• Exercise prompt
Please return every record exactly as written, leaving out the pictures.

• Records for this exercise
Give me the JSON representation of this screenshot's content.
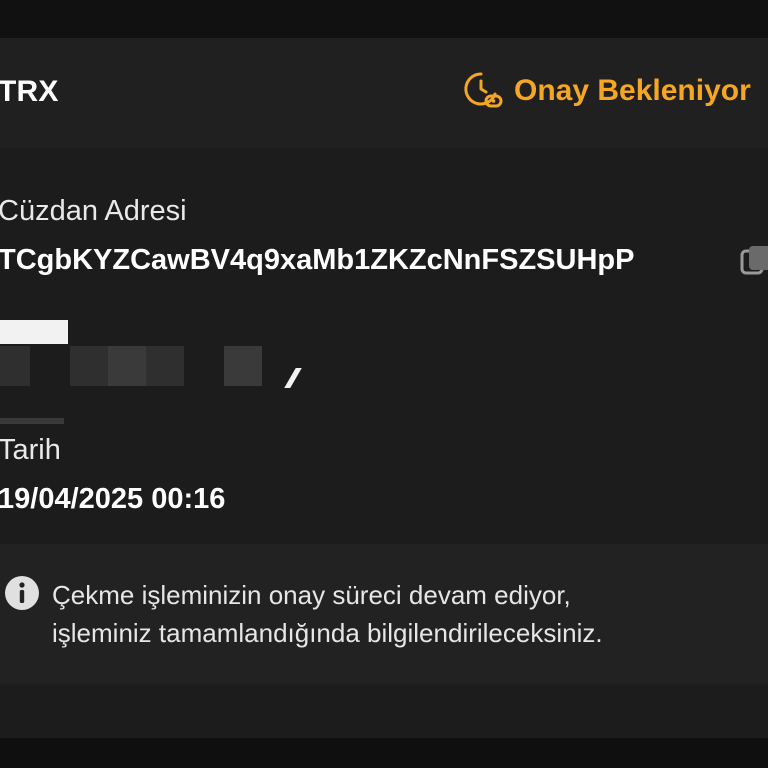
{
  "header": {
    "coin": "TRX",
    "status": "Onay Bekleniyor",
    "status_icon": "clock-pending-icon",
    "status_color": "#f5a623"
  },
  "details": {
    "wallet_label": "Cüzdan Adresi",
    "wallet_address": "TCgbKYZCawBV4q9xaMb1ZKZcNnFSZSUHpP",
    "copy_icon": "copy-icon",
    "date_label": "Tarih",
    "date_value": "19/04/2025 00:16"
  },
  "info": {
    "icon": "info-icon",
    "line1": "Çekme işleminizin onay süreci devam ediyor,",
    "line2": "işleminiz tamamlandığında bilgilendirileceksiniz."
  }
}
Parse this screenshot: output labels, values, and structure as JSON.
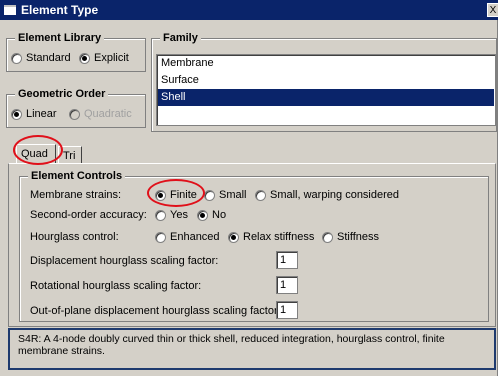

• Final answer
Give me the JSON representation of this screenshot's content.
{
  "header": {
    "coin": "TRX",
    "status": "Onay Bekleniyor",
    "status_icon": "clock-pending-icon",
    "status_color": "#f5a623"
  },
  "details": {
    "wallet_label": "Cüzdan Adresi",
    "wallet_address": "TCgbKYZCawBV4q9xaMb1ZKZcNnFSZSUHpP",
    "copy_icon": "copy-icon",
    "date_label": "Tarih",
    "date_value": "19/04/2025 00:16"
  },
  "info": {
    "icon": "info-icon",
    "line1": "Çekme işleminizin onay süreci devam ediyor,",
    "line2": "işleminiz tamamlandığında bilgilendirileceksiniz."
  }
}
Parse this screenshot: output labels, values, and structure as JSON.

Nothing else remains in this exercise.